There's such charm in his hope that she can't bear to shoot him down. "All right," she says neutrally.

"Great!" A pause. "You know, I myself recently moved to Dobbs Ferry. Not exactly the upper west side, but we've got some terrific restaurants. You like Mexican food? There's a place I took my daughter to last week when she was in town that I really like."

Now it's Maria who has questions. No wedding ring. But that doesn't mean he isn't married.

"My wife died of ovarian cancer three years ago," Jack says. "That's why I left my job. Not right away -- I probably should have quit before she died, not after. But that's why I left -- just in the nick of time, as it turned out. Got lucky with that, anyway. It's why I'm here."

Derek is getting up to leave, carrying his tray toward the kitchen. He's not looking at her. Jesus, Maria thinks. Suddenly this is happening very quickly.

"Maybe we should just meet here for lunch," Jack is saying. "After the holiday break? You can let me know."

"I like Mexican food."

"Bueno!" He's beaming now. "Tell you what: How about you dig me up that copy of the book -- I'll be here again on Monday; you can leave it in the main office -- and I'll get you dinner. Next Sunday sound good? That weekend after Christmas?"

No; she'll get a new one, Maria thinks. She'll order it, express delivery, on Amazon after class, which she suddenly realizes starts in three minutes. "Sounds good. She points at the clock. Gotta run."

"Oh sure. Thanks, Maria. This was fun."

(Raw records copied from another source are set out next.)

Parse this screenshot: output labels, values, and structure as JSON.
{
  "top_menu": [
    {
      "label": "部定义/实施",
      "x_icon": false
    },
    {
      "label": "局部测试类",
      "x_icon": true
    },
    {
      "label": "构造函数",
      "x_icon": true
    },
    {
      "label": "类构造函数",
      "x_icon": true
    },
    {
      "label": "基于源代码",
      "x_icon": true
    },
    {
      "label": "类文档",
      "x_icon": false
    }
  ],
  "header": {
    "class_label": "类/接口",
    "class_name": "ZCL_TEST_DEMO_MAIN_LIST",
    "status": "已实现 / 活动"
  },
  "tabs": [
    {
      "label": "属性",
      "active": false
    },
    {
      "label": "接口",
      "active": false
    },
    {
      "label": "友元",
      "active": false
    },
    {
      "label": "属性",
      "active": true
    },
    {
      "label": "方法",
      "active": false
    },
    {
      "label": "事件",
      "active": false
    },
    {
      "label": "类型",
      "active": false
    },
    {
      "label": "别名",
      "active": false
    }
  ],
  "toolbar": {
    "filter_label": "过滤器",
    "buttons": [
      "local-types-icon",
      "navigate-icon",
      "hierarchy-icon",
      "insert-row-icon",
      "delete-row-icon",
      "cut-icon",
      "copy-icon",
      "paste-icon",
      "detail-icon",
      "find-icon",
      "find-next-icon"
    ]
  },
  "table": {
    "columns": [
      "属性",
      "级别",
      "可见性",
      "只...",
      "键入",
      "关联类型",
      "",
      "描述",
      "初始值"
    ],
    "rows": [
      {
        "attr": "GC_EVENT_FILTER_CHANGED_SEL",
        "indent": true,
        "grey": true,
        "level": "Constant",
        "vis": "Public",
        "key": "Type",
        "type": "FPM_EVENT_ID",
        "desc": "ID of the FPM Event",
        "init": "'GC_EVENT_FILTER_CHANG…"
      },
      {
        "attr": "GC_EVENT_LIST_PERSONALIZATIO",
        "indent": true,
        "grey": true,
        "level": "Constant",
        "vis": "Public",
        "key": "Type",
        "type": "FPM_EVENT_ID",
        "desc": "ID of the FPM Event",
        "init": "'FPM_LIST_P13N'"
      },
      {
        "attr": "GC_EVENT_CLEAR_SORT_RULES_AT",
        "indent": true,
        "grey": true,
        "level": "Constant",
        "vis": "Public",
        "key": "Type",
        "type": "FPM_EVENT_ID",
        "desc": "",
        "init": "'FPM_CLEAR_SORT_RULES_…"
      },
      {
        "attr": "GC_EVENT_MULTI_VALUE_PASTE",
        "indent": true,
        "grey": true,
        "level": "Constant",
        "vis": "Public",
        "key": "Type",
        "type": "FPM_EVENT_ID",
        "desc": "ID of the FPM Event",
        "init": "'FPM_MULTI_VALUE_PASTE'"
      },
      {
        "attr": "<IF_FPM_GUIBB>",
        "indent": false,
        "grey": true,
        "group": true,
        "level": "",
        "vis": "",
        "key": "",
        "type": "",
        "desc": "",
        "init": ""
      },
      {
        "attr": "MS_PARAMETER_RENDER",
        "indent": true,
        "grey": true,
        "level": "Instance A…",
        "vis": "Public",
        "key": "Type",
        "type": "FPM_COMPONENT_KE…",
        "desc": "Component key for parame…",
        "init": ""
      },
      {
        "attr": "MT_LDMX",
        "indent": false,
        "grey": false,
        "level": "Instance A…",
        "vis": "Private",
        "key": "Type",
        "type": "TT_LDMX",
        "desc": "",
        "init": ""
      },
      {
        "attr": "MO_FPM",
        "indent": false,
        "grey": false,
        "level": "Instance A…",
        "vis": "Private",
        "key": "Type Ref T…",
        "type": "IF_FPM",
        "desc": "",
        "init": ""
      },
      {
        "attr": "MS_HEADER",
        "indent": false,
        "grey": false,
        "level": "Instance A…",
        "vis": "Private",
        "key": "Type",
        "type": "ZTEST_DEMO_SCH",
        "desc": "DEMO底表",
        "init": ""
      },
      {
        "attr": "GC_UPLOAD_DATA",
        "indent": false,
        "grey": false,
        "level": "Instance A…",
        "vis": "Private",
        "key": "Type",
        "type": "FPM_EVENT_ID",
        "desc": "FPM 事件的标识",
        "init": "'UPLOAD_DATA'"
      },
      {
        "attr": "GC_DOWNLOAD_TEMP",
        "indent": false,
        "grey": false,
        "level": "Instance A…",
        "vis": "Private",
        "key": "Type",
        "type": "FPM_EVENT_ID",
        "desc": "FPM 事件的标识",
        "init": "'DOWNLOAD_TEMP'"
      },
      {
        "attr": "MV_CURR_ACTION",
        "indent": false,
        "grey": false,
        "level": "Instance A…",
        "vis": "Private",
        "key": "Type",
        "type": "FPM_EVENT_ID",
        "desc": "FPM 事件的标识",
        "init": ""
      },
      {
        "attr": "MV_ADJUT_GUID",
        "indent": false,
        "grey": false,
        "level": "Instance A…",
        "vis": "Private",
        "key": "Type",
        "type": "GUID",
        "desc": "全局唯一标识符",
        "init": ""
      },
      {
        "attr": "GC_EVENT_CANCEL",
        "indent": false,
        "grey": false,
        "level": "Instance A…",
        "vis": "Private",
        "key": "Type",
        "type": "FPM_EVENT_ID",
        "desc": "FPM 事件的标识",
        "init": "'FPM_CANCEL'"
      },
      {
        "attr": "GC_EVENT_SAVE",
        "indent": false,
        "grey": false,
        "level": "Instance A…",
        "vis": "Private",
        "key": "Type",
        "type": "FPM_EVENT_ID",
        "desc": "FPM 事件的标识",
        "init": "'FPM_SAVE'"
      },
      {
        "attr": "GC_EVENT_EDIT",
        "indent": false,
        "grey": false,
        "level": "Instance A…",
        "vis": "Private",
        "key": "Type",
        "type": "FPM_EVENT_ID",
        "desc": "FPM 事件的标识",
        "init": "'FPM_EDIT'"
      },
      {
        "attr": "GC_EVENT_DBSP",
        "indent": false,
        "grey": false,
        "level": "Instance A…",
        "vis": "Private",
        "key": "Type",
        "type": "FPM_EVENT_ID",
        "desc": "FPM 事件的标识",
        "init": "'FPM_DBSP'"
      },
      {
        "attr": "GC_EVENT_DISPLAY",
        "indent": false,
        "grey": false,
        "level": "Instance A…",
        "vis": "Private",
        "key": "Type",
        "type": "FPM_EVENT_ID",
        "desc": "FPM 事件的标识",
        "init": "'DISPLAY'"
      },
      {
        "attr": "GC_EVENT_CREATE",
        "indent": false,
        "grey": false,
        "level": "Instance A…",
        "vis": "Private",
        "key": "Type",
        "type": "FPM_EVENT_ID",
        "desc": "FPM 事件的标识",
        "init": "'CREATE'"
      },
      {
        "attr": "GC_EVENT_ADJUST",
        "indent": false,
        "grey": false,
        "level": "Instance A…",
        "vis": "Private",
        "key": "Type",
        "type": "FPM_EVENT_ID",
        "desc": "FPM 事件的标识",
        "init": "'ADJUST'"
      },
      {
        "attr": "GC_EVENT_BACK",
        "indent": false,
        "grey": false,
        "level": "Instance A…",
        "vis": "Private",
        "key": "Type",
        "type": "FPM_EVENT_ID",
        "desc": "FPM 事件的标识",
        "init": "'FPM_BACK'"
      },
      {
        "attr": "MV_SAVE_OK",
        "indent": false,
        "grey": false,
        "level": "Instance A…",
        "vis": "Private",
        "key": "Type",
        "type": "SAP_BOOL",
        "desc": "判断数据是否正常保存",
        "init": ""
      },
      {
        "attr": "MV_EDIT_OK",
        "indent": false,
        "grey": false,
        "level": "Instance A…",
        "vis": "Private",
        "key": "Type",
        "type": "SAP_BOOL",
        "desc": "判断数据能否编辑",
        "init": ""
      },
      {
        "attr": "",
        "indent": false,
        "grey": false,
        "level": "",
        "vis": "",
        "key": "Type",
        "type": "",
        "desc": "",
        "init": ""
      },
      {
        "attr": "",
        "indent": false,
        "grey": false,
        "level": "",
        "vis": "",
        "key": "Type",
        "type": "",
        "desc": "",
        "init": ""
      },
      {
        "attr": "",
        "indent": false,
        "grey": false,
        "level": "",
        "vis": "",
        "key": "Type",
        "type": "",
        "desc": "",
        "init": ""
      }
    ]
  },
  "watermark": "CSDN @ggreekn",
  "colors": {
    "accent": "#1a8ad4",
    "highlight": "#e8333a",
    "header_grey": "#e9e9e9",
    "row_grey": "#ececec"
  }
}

Maria's not sure she agrees. Hell, she's not sure of anything. Except the Compromise of 1850. Thank God for that.